A very environmental message. And it is tempting to do so. But we should be cautious. Soncino's explanation is just as speculative as the one repeated by Rabbi Brazil.

Furthermore, I would take issue with the version of the gemara put forth by Rabbi Brazil. He writes:
Those who just finished Sanhedrin in the daf Yomi will remember on daf 88 [sic] that right before Mashiach Hashem will fill the rivers and seas with oil and the fish will die.
But that is NOT AT ALL what the gemara says, or the pasuk says. The pasuk, in the context used by the gemara, is that fish cannot be caught, because of the muddiness of the waters where they would try to fish. Not necessarily that the fish will die. The pasuk never states that Hashem will fill the rivers and seas with oil! It states "waters" and "rivers". And most importantly, it states כשמן, LIKE oil. The pasuk does not say בשמן or משמן, which would mean WITH oil. This is a profound difference.

Further, the gemara talks about a profound lack of fish, not just (or even) that fish will die. If there really were no fish, then we would not have the present controversy about the anisakis worm in fish! Call me when there really are no fish available, and then we will talk. For the moment, read this article about how despite the oil spill, gulf seafood is safe and plentiful:

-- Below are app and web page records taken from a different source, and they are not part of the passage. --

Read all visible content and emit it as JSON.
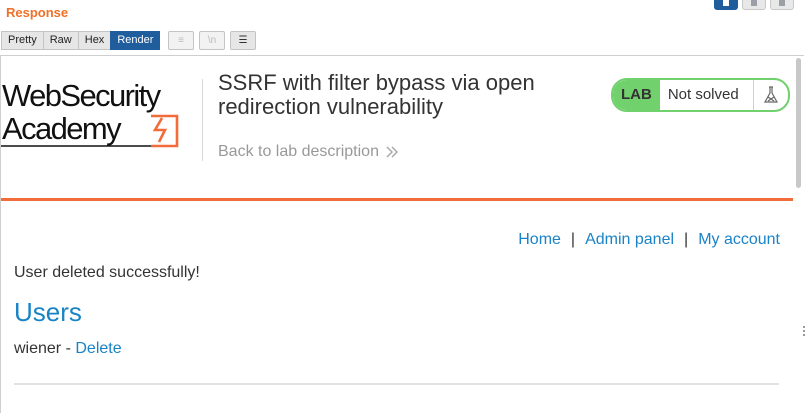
{
  "response_panel": {
    "title": "Response",
    "view_tabs": [
      {
        "label": "Pretty",
        "active": false
      },
      {
        "label": "Raw",
        "active": false
      },
      {
        "label": "Hex",
        "active": false
      },
      {
        "label": "Render",
        "active": true
      }
    ],
    "tools": [
      {
        "icon": "wrap-lines-icon",
        "glyph": "≡",
        "enabled": false
      },
      {
        "icon": "newline-icon",
        "glyph": "\\n",
        "enabled": false
      },
      {
        "icon": "menu-icon",
        "glyph": "☰",
        "enabled": true
      }
    ],
    "layout_buttons": [
      "layout-split-icon",
      "layout-horizontal-icon",
      "layout-single-icon"
    ]
  },
  "page": {
    "logo": {
      "line1": "WebSecurity",
      "line2": "Academy"
    },
    "lab_title": "SSRF with filter bypass via open redirection vulnerability",
    "back_link": "Back to lab description",
    "status": {
      "badge": "LAB",
      "state": "Not solved"
    },
    "nav": {
      "home": "Home",
      "admin": "Admin panel",
      "account": "My account",
      "separator": "|"
    },
    "message": "User deleted successfully!",
    "users_heading": "Users",
    "users": [
      {
        "name": "wiener",
        "separator": " - ",
        "action": "Delete"
      }
    ]
  },
  "colors": {
    "accent_orange": "#f26b3a",
    "link_blue": "#1a83c6",
    "lab_green": "#70d16d",
    "tab_active": "#1f5d9c",
    "response_title": "#f07028"
  }
}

To stress this point: the gemara says something different than what is being presented.

Now, this can be derash on the derasha in the gemara, rather than peshat in the derasha. Fine. But there is a difference between a member of Chazal making a derasha on a pasuk, and modern day eager folks with apocalyptic leanings kvetching a gemara and presenting it as Chazal's prediction.


Dave (Balashon) said...

Great job!

I'd also point out that the שמן mentioned there is probably olive oil, not petroleum - very different substances...

yaak said...

A Kvetch? Yes, but still close enough to warrant closer look.

Note my recent treatment of another close drasha, which I'm surprised you didn't comment on. Maybe you missed it, or maybe because I did your job for you.

joshwaxman said...

"A Kvetch? Yes, but still close enough to warrant closer look."
indeed. but now that we see that it is most likely not the intent of Rabbi Chanina, we should dismiss it from our minds.

"maybe because I did your job for you."
i saw it. very nice, and indeed, because you did my job for me.


S. said...

>We need to approach Torah texts with some modicum of historical awareness.

Depends what your goal is, doesn't it?

Moshe R said...


joshwaxman said...

"probably olive oil, not petroleum"
thanks. good point.

"Depends what your goal is, doesn't it?"
heh. true, we wouldn't want facts to get between us and inspiration. but i do think that Rabbi Brazil would not be putting it forth were he aware of the history.

Moshe R.:
Thanks. I checked it out, and commented there, responding to a comment that in the next statement of the gemara, the religious Zionists could be basing themselves on the explanation of Maharsha rather than that of Rashi.

kol tuv,


Blog Widget by LinkWithin